    A good time to open a new restaurant in Hong Kong?

    As pro-democracy demonstrators hold firm, chef Rowley Leigh, who's in the city to open a new restaurant, says you couldn't hope to meet a nicer bunch
    Paris Fashion Week: Karl Lagerfeld leads a feminist riot on 'Boulevard Chanel'

    Paris Fashion Week

    Lagerfeld leads a feminist riot on 'Boulevard Chanel'
    Bruce Chatwin's Wales: One of the finest one-day walks in Britain

    Simon Calder discovers Bruce Chatwin's Wales

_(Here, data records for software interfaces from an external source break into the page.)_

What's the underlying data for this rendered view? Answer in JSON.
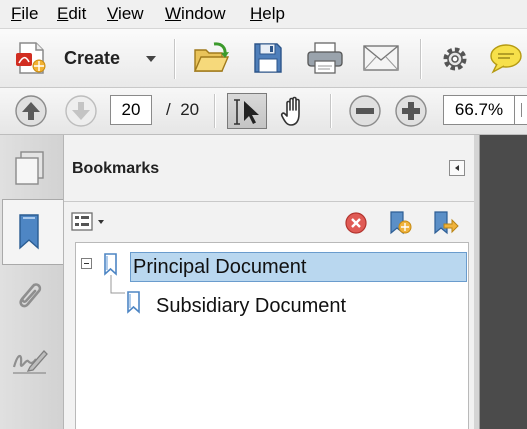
{
  "menu": {
    "items": [
      {
        "label": "File",
        "key": "F",
        "rest": "ile"
      },
      {
        "label": "Edit",
        "key": "E",
        "rest": "dit"
      },
      {
        "label": "View",
        "key": "V",
        "rest": "iew"
      },
      {
        "label": "Window",
        "key": "W",
        "rest": "indow"
      },
      {
        "label": "Help",
        "key": "H",
        "rest": "elp"
      }
    ]
  },
  "toolbar": {
    "create_label": "Create",
    "icons": [
      "create-pdf-icon",
      "open-folder-icon",
      "save-icon",
      "print-icon",
      "email-icon",
      "gear-icon",
      "comment-icon"
    ]
  },
  "navigation": {
    "page_current": "20",
    "page_separator": "/",
    "page_total": "20",
    "zoom_value": "66.7%",
    "icons": [
      "previous-page-icon",
      "next-page-icon",
      "select-tool-icon",
      "hand-tool-icon",
      "zoom-out-icon",
      "zoom-in-icon"
    ]
  },
  "bookmarks_panel": {
    "title": "Bookmarks",
    "items": [
      {
        "label": "Principal Document",
        "selected": true,
        "level": 0
      },
      {
        "label": "Subsidiary Document",
        "selected": false,
        "level": 1
      }
    ]
  },
  "colors": {
    "selection_fill": "#b9d7ef",
    "selection_border": "#6a9ccd",
    "bookmark_icon": "#5b8fc7",
    "document_bg": "#4b4b4b"
  }
}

    One of the finest one-day walks you could hope for - in Britain
    10 best children's nightwear

    10 best children's nightwear

    Make sure the kids stay cosy on cooler autumn nights in this selection of pjs, onesies and nighties
    Manchester City vs Roma: Five things we learnt from City’s draw at the Etihad

    Manchester City vs Roma

    Five things we learnt from City’s Champions League draw at the Etihad
    Martin Hardy: Mike Ashley must act now and end the Alan Pardew reign

    Trouble on the Tyne

    Ashley must act now and end Pardew's reign at Newcastle, says Martin Hardy
    Isis is an hour from Baghdad, the Iraq army has little chance against it, and air strikes won't help

    Isis an hour away from Baghdad -

    and with no sign of Iraq army being able to make a successful counter-attack
    Turner Prize 2014 is frustratingly timid

    Turner Prize 2014 is frustratingly timid

    The exhibition nods to rich and potentially brilliant ideas, but steps back
    Last chance to see: Half the world’s animals have disappeared over the last 40 years

    Last chance to see...

    The Earth’s animal wildlife population has halved in 40 years
    So here's why teenagers are always grumpy - and it's not what you think

    Truth behind teens' grumpiness

    Early school hours mess with their biological clocks
    Why can no one stop hackers putting celebrities' private photos online?

    Hacked photos: the third wave

    Why can no one stop hackers putting celebrities' private photos online?